Every line with the string "value" in it belongs in your answer, so copy them all from the data.
──────── DATA LISTING ────────
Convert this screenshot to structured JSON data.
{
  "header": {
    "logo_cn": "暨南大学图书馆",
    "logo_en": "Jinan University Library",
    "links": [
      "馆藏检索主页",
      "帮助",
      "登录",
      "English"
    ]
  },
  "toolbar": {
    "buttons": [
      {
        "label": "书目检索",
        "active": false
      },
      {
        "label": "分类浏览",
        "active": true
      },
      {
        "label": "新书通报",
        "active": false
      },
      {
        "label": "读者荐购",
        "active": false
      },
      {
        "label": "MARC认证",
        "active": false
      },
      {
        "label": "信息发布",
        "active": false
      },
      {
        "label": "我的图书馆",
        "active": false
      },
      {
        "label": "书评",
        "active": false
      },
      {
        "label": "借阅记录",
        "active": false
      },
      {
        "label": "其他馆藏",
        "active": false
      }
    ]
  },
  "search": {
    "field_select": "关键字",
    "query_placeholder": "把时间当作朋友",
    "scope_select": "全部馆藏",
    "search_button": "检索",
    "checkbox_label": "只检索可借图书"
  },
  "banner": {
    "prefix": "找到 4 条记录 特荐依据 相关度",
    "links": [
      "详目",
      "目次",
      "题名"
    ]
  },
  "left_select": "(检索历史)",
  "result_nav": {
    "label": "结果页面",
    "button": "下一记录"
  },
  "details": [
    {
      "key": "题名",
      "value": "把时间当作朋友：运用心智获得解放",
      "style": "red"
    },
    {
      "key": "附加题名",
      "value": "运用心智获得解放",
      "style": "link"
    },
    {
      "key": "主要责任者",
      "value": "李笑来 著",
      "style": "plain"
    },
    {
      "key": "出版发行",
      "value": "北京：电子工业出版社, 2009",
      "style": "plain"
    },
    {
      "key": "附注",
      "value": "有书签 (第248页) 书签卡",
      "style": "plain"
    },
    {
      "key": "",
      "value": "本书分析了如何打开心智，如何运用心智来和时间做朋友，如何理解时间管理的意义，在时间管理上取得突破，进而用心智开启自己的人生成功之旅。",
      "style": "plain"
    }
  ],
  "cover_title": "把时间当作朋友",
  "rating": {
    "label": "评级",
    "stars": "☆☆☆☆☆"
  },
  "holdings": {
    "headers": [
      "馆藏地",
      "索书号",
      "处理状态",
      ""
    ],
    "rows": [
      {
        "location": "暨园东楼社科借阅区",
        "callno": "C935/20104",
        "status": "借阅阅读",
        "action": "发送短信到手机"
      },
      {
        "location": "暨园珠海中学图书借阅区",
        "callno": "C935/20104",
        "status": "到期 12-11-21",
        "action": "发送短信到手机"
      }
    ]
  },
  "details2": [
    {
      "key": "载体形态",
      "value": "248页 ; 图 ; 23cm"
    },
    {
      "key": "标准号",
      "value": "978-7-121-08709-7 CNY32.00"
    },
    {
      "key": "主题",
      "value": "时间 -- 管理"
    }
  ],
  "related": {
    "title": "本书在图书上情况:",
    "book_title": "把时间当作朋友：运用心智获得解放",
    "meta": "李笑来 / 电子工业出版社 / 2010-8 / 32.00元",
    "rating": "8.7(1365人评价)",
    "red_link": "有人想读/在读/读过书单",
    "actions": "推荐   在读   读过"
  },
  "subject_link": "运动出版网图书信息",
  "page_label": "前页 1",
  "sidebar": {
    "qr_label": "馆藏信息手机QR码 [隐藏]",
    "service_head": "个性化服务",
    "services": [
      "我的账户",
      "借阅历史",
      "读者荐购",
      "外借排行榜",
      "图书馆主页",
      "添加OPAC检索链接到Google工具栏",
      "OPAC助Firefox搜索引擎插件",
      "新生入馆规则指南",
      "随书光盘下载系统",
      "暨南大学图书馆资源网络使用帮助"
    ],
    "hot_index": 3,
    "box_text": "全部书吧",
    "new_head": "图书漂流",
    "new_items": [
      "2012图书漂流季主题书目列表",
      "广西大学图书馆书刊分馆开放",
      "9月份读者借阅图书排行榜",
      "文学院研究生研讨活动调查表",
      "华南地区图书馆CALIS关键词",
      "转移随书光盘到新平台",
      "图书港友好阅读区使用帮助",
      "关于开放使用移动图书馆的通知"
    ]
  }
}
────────
EXERCISE RESULT ->
      "value": "把时间当作朋友：运用心智获得解放",
      "value": "运用心智获得解放",
      "value": "李笑来 著",
      "value": "北京：电子工业出版社, 2009",
      "value": "有书签 (第248页) 书签卡",
      "value": "本书分析了如何打开心智，如何运用心智来和时间做朋友，如何理解时间管理的意义，在时间管理上取得突破，进而用心智开启自己的人生成功之旅。",
      "value": "248页 ; 图 ; 23cm"
      "value": "978-7-121-08709-7 CNY32.00"
      "value": "时间 -- 管理"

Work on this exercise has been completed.